[Extracted records]
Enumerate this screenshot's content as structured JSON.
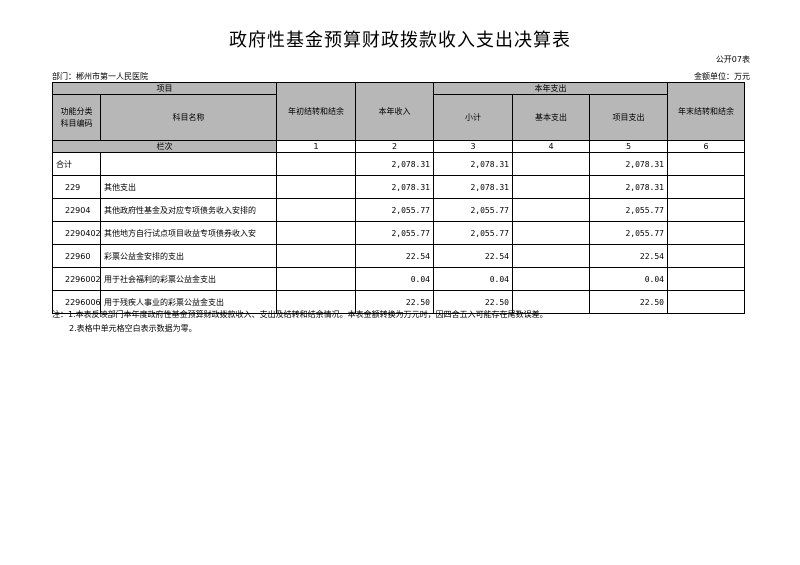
{
  "title": "政府性基金预算财政拨款收入支出决算表",
  "table_code": "公开07表",
  "department": "部门：郴州市第一人民医院",
  "unit": "金额单位：万元",
  "headers": {
    "project": "项目",
    "current_expenditure": "本年支出",
    "func_code": "功能分类\n科目编码",
    "subject_name": "科目名称",
    "opening_balance": "年初结转和结余",
    "current_income": "本年收入",
    "subtotal": "小计",
    "basic_expenditure": "基本支出",
    "project_expenditure": "项目支出",
    "closing_balance": "年末结转和结余",
    "column_index": "栏次",
    "col_numbers": [
      "1",
      "2",
      "3",
      "4",
      "5",
      "6"
    ]
  },
  "rows": [
    {
      "code": "合计",
      "name": "",
      "opening": "",
      "income": "2,078.31",
      "subtotal": "2,078.31",
      "basic": "",
      "project": "2,078.31",
      "closing": ""
    },
    {
      "code": "229",
      "name": "其他支出",
      "opening": "",
      "income": "2,078.31",
      "subtotal": "2,078.31",
      "basic": "",
      "project": "2,078.31",
      "closing": ""
    },
    {
      "code": "22904",
      "name": "其他政府性基金及对应专项债务收入安排的",
      "opening": "",
      "income": "2,055.77",
      "subtotal": "2,055.77",
      "basic": "",
      "project": "2,055.77",
      "closing": ""
    },
    {
      "code": "2290402",
      "name": "其他地方自行试点项目收益专项债券收入安",
      "opening": "",
      "income": "2,055.77",
      "subtotal": "2,055.77",
      "basic": "",
      "project": "2,055.77",
      "closing": ""
    },
    {
      "code": "22960",
      "name": "彩票公益金安排的支出",
      "opening": "",
      "income": "22.54",
      "subtotal": "22.54",
      "basic": "",
      "project": "22.54",
      "closing": ""
    },
    {
      "code": "2296002",
      "name": "用于社会福利的彩票公益金支出",
      "opening": "",
      "income": "0.04",
      "subtotal": "0.04",
      "basic": "",
      "project": "0.04",
      "closing": ""
    },
    {
      "code": "2296006",
      "name": "用于残疾人事业的彩票公益金支出",
      "opening": "",
      "income": "22.50",
      "subtotal": "22.50",
      "basic": "",
      "project": "22.50",
      "closing": ""
    }
  ],
  "notes": [
    "注：1.本表反映部门本年度政府性基金预算财政拨款收入、支出及结转和结余情况。本表金额转换为万元时，因四舍五入可能存在尾数误差。",
    "2.表格中单元格空白表示数据为零。"
  ]
}
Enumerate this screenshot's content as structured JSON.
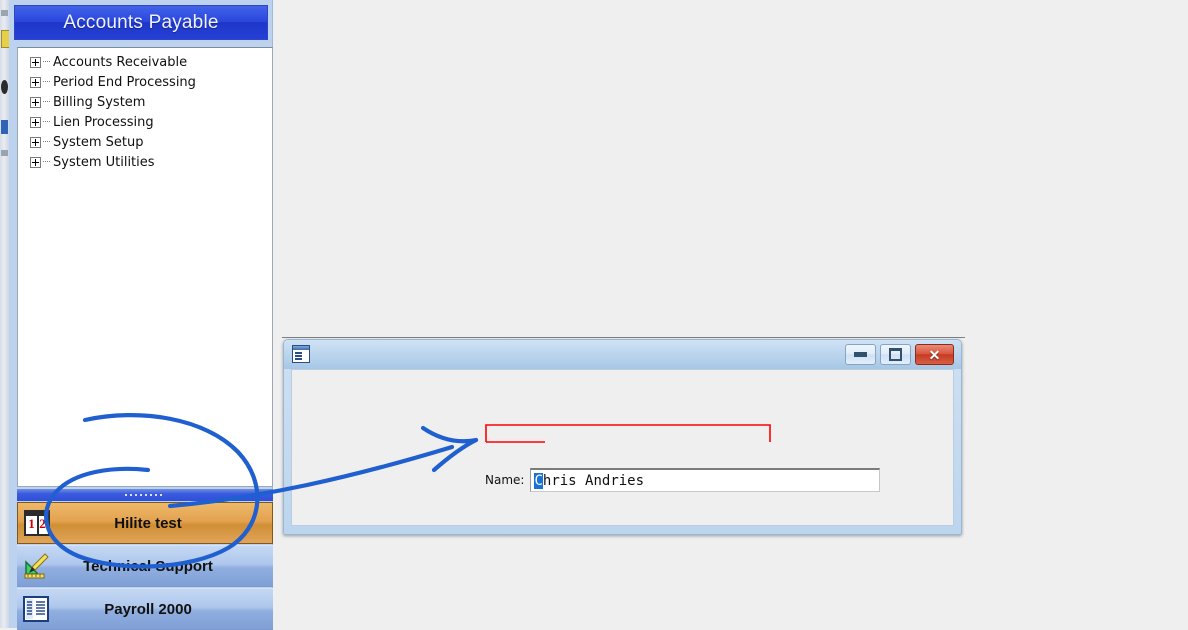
{
  "app": {
    "background_color": "#efefef"
  },
  "sidebar": {
    "header": {
      "title": "Accounts Payable",
      "bg_color": "#2a46dd"
    },
    "tree": {
      "items": [
        {
          "label": "Accounts Receivable",
          "expander": "plus-icon"
        },
        {
          "label": "Period End Processing",
          "expander": "plus-icon"
        },
        {
          "label": "Billing System",
          "expander": "plus-icon"
        },
        {
          "label": "Lien Processing",
          "expander": "plus-icon"
        },
        {
          "label": "System Setup",
          "expander": "plus-icon"
        },
        {
          "label": "System Utilities",
          "expander": "plus-icon"
        }
      ]
    },
    "splitter": {
      "grip": "dotted-grip"
    },
    "nav_buttons": [
      {
        "label": "Hilite test",
        "icon": "counter-1-2-icon",
        "selected": true,
        "accent_color": "#d08f35"
      },
      {
        "label": "Technical Support",
        "icon": "drafting-tools-icon",
        "selected": false,
        "accent_color": "#90aedf"
      },
      {
        "label": "Payroll 2000",
        "icon": "list-document-icon",
        "selected": false,
        "accent_color": "#90aedf"
      }
    ]
  },
  "dialog": {
    "title": "",
    "window_icon": "form-window-icon",
    "controls": {
      "minimize": {
        "icon": "minimize-icon",
        "label": ""
      },
      "maximize": {
        "icon": "maximize-icon",
        "label": ""
      },
      "close": {
        "icon": "close-icon",
        "label": "✕",
        "color": "#c43a22"
      }
    },
    "form": {
      "name_label": "Name:",
      "name_value_selected": "C",
      "name_value_rest": "hris Andries",
      "name_value": "Chris Andries",
      "name_placeholder": ""
    }
  },
  "annotations": {
    "highlight_box_color": "#ff0000",
    "ink_color": "#1f5fd0",
    "shapes": [
      {
        "kind": "rectangle",
        "name": "red-highlight-box",
        "color": "#ff0000"
      },
      {
        "kind": "ellipse",
        "name": "blue-ink-ellipse",
        "color": "#1f5fd0"
      },
      {
        "kind": "arrow",
        "name": "blue-ink-arrow",
        "color": "#1f5fd0"
      }
    ]
  }
}
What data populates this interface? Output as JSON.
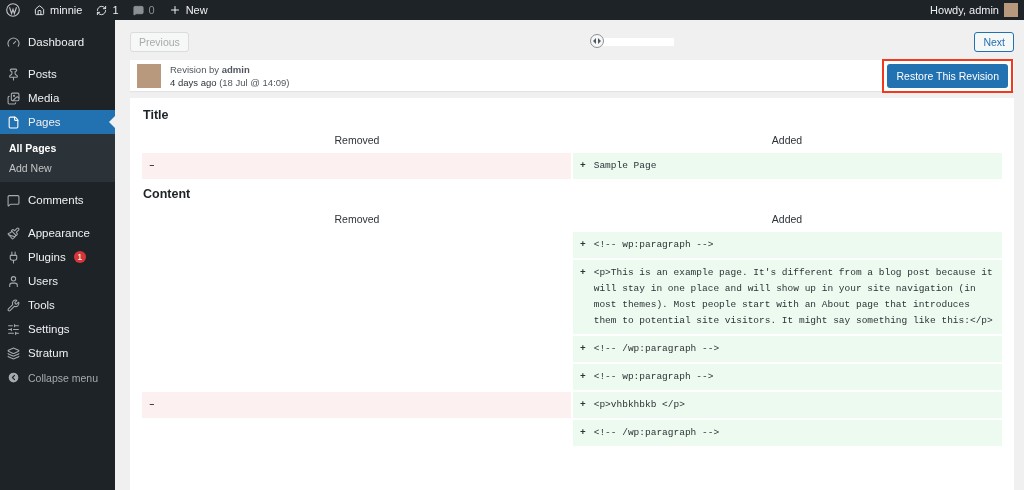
{
  "admin_bar": {
    "site": "minnie",
    "updates": "1",
    "comments": "0",
    "new": "New",
    "greeting": "Howdy, admin"
  },
  "sidebar": {
    "items": [
      {
        "label": "Dashboard",
        "selected": false
      },
      {
        "label": "Posts",
        "selected": false
      },
      {
        "label": "Media",
        "selected": false
      },
      {
        "label": "Pages",
        "selected": true,
        "children": [
          {
            "label": "All Pages",
            "selected": true
          },
          {
            "label": "Add New",
            "selected": false
          }
        ]
      },
      {
        "label": "Comments",
        "selected": false
      },
      {
        "label": "Appearance",
        "selected": false
      },
      {
        "label": "Plugins",
        "selected": false,
        "badge": "1"
      },
      {
        "label": "Users",
        "selected": false
      },
      {
        "label": "Tools",
        "selected": false
      },
      {
        "label": "Settings",
        "selected": false
      },
      {
        "label": "Stratum",
        "selected": false
      }
    ],
    "collapse": "Collapse menu"
  },
  "navigation": {
    "previous": {
      "label": "Previous",
      "disabled": true
    },
    "next": {
      "label": "Next",
      "disabled": false
    },
    "slider": {
      "level": 0
    }
  },
  "revision": {
    "byline": "Revision by **admin**",
    "time": "4 days ago",
    "date": "(18 Jul @ 14:09)",
    "restore_button": "Restore This Revision",
    "highlighted": true
  },
  "sections": [
    {
      "heading": "Title",
      "removed_header": "Removed",
      "added_header": "Added",
      "rows": [
        {
          "removed": "–",
          "added": "+",
          "added_text": "Sample Page"
        }
      ]
    },
    {
      "heading": "Content",
      "removed_header": "Removed",
      "added_header": "Added",
      "rows": [
        {
          "added": "+",
          "added_text": "<!-- wp:paragraph -->"
        },
        {
          "added": "+",
          "added_text": "<p>This is an example page. It's different from a blog post because it will stay in one place and will show up in your site navigation (in most themes). Most people start with an About page that introduces them to potential site visitors. It might say something like this:</p>"
        },
        {
          "added": "+",
          "added_text": "<!-- /wp:paragraph -->"
        },
        {
          "added": "+",
          "added_text": "<!-- wp:paragraph -->"
        },
        {
          "removed": "–",
          "added": "+",
          "added_text": "<p>vhbkhbkb </p>"
        },
        {
          "added": "+",
          "added_text": "<!-- /wp:paragraph -->"
        }
      ]
    }
  ]
}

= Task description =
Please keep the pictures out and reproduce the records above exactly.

= Task output =
Enumerate this screenshot's content as structured JSON.
{
  "title": "政府性基金预算财政拨款收入支出决算表",
  "table_code": "公开07表",
  "department": "部门：郴州市第一人民医院",
  "unit": "金额单位：万元",
  "headers": {
    "project": "项目",
    "current_expenditure": "本年支出",
    "func_code": "功能分类\n科目编码",
    "subject_name": "科目名称",
    "opening_balance": "年初结转和结余",
    "current_income": "本年收入",
    "subtotal": "小计",
    "basic_expenditure": "基本支出",
    "project_expenditure": "项目支出",
    "closing_balance": "年末结转和结余",
    "column_index": "栏次",
    "col_numbers": [
      "1",
      "2",
      "3",
      "4",
      "5",
      "6"
    ]
  },
  "rows": [
    {
      "code": "合计",
      "name": "",
      "opening": "",
      "income": "2,078.31",
      "subtotal": "2,078.31",
      "basic": "",
      "project": "2,078.31",
      "closing": ""
    },
    {
      "code": "229",
      "name": "其他支出",
      "opening": "",
      "income": "2,078.31",
      "subtotal": "2,078.31",
      "basic": "",
      "project": "2,078.31",
      "closing": ""
    },
    {
      "code": "22904",
      "name": "其他政府性基金及对应专项债务收入安排的",
      "opening": "",
      "income": "2,055.77",
      "subtotal": "2,055.77",
      "basic": "",
      "project": "2,055.77",
      "closing": ""
    },
    {
      "code": "2290402",
      "name": "其他地方自行试点项目收益专项债券收入安",
      "opening": "",
      "income": "2,055.77",
      "subtotal": "2,055.77",
      "basic": "",
      "project": "2,055.77",
      "closing": ""
    },
    {
      "code": "22960",
      "name": "彩票公益金安排的支出",
      "opening": "",
      "income": "22.54",
      "subtotal": "22.54",
      "basic": "",
      "project": "22.54",
      "closing": ""
    },
    {
      "code": "2296002",
      "name": "用于社会福利的彩票公益金支出",
      "opening": "",
      "income": "0.04",
      "subtotal": "0.04",
      "basic": "",
      "project": "0.04",
      "closing": ""
    },
    {
      "code": "2296006",
      "name": "用于残疾人事业的彩票公益金支出",
      "opening": "",
      "income": "22.50",
      "subtotal": "22.50",
      "basic": "",
      "project": "22.50",
      "closing": ""
    }
  ],
  "notes": [
    "注：1.本表反映部门本年度政府性基金预算财政拨款收入、支出及结转和结余情况。本表金额转换为万元时，因四舍五入可能存在尾数误差。",
    "2.表格中单元格空白表示数据为零。"
  ]
}
Enumerate this screenshot's content as structured JSON.
{
  "app": {
    "background_color": "#efefef"
  },
  "sidebar": {
    "header": {
      "title": "Accounts Payable",
      "bg_color": "#2a46dd"
    },
    "tree": {
      "items": [
        {
          "label": "Accounts Receivable",
          "expander": "plus-icon"
        },
        {
          "label": "Period End Processing",
          "expander": "plus-icon"
        },
        {
          "label": "Billing System",
          "expander": "plus-icon"
        },
        {
          "label": "Lien Processing",
          "expander": "plus-icon"
        },
        {
          "label": "System Setup",
          "expander": "plus-icon"
        },
        {
          "label": "System Utilities",
          "expander": "plus-icon"
        }
      ]
    },
    "splitter": {
      "grip": "dotted-grip"
    },
    "nav_buttons": [
      {
        "label": "Hilite test",
        "icon": "counter-1-2-icon",
        "selected": true,
        "accent_color": "#d08f35"
      },
      {
        "label": "Technical Support",
        "icon": "drafting-tools-icon",
        "selected": false,
        "accent_color": "#90aedf"
      },
      {
        "label": "Payroll 2000",
        "icon": "list-document-icon",
        "selected": false,
        "accent_color": "#90aedf"
      }
    ]
  },
  "dialog": {
    "title": "",
    "window_icon": "form-window-icon",
    "controls": {
      "minimize": {
        "icon": "minimize-icon",
        "label": ""
      },
      "maximize": {
        "icon": "maximize-icon",
        "label": ""
      },
      "close": {
        "icon": "close-icon",
        "label": "✕",
        "color": "#c43a22"
      }
    },
    "form": {
      "name_label": "Name:",
      "name_value_selected": "C",
      "name_value_rest": "hris Andries",
      "name_value": "Chris Andries",
      "name_placeholder": ""
    }
  },
  "annotations": {
    "highlight_box_color": "#ff0000",
    "ink_color": "#1f5fd0",
    "shapes": [
      {
        "kind": "rectangle",
        "name": "red-highlight-box",
        "color": "#ff0000"
      },
      {
        "kind": "ellipse",
        "name": "blue-ink-ellipse",
        "color": "#1f5fd0"
      },
      {
        "kind": "arrow",
        "name": "blue-ink-arrow",
        "color": "#1f5fd0"
      }
    ]
  }
}
What data populates this interface? Output as JSON.
{
  "admin_bar": {
    "site": "minnie",
    "updates": "1",
    "comments": "0",
    "new": "New",
    "greeting": "Howdy, admin"
  },
  "sidebar": {
    "items": [
      {
        "label": "Dashboard",
        "selected": false
      },
      {
        "label": "Posts",
        "selected": false
      },
      {
        "label": "Media",
        "selected": false
      },
      {
        "label": "Pages",
        "selected": true,
        "children": [
          {
            "label": "All Pages",
            "selected": true
          },
          {
            "label": "Add New",
            "selected": false
          }
        ]
      },
      {
        "label": "Comments",
        "selected": false
      },
      {
        "label": "Appearance",
        "selected": false
      },
      {
        "label": "Plugins",
        "selected": false,
        "badge": "1"
      },
      {
        "label": "Users",
        "selected": false
      },
      {
        "label": "Tools",
        "selected": false
      },
      {
        "label": "Settings",
        "selected": false
      },
      {
        "label": "Stratum",
        "selected": false
      }
    ],
    "collapse": "Collapse menu"
  },
  "navigation": {
    "previous": {
      "label": "Previous",
      "disabled": true
    },
    "next": {
      "label": "Next",
      "disabled": false
    },
    "slider": {
      "level": 0
    }
  },
  "revision": {
    "byline": "Revision by **admin**",
    "time": "4 days ago",
    "date": "(18 Jul @ 14:09)",
    "restore_button": "Restore This Revision",
    "highlighted": true
  },
  "sections": [
    {
      "heading": "Title",
      "removed_header": "Removed",
      "added_header": "Added",
      "rows": [
        {
          "removed": "–",
          "added": "+",
          "added_text": "Sample Page"
        }
      ]
    },
    {
      "heading": "Content",
      "removed_header": "Removed",
      "added_header": "Added",
      "rows": [
        {
          "added": "+",
          "added_text": "<!-- wp:paragraph -->"
        },
        {
          "added": "+",
          "added_text": "<p>This is an example page. It's different from a blog post because it will stay in one place and will show up in your site navigation (in most themes). Most people start with an About page that introduces them to potential site visitors. It might say something like this:</p>"
        },
        {
          "added": "+",
          "added_text": "<!-- /wp:paragraph -->"
        },
        {
          "added": "+",
          "added_text": "<!-- wp:paragraph -->"
        },
        {
          "removed": "–",
          "added": "+",
          "added_text": "<p>vhbkhbkb </p>"
        },
        {
          "added": "+",
          "added_text": "<!-- /wp:paragraph -->"
        }
      ]
    }
  ]
}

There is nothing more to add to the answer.